Clickbait headlines are ultimately false; they imply that the information is true in some material way, when in reality it’s only partially factual. If you do use these websites on a daily basis to gain a grasp of current affairs, it will lead to a warped and confused understanding of global, national, and local current affairs. When important global events are mistreated with headlines such as “Ten Dead In Shopping At Munich Shopping Mall” [sic], you can confidently infer that the author and the outlet itself are not particularly bothered with the seriousness of the subject, because it’s such a glaring mistake, yet something so easy to have done correctly or subsequently corrected. Couple this with the fact this article is positioned next to and around stories such as “17 ‘Dawson’s Creek’ Moments That’ll Still Leave You Emotionally Wrecked”, “Which Cookies Would You Rather Eat?” and “19 Delightful Animals Cooling Off In Pools”, and you have an article on a website that does a disservice to the reader’s intellect. I’ll be honest, I did restrain myself from clicking on the cookie article because I wasn’t sure I knew the flavour of cookie I prefer until Buzzfeed thankfully fucking told me. But seriously, as traditional media forms have been struggling over the last decade to keep their same expenditure amid falling profits, clickbait sites have came out of leftfield with this new business plan. 

The consumption of this content will leave you either shocked (if it’s about current affairs) or no more informed than you were before reading it (if it’s about cookies and Dawson’s Creek). It simply leaves the reader fearful of events, places, ideologies, and groups of people. A fear that is, on the whole, misplaced. The more articles you read from these sites, the more these opinions begin to stick and manifest themselves in conversations or political ideology. If you want to prevent this eventuality, you have to add more (non-clickbait) sites to your news consumption. Doing so will give you a better understanding of current affairs, but leave you in the dark when it comes to Dawson’s Creek trivia; you decide. 

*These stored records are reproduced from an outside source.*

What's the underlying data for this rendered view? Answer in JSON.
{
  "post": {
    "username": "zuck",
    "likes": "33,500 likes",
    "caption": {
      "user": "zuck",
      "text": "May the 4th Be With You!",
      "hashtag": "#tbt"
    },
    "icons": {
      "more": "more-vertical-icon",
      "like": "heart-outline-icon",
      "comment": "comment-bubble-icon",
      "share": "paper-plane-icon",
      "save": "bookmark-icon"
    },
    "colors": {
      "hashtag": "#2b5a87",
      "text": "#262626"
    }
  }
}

This article first appeared in Issue 10, 2017.
Posted 12:08pm Sunday 30th April 2017 by Joe Higham.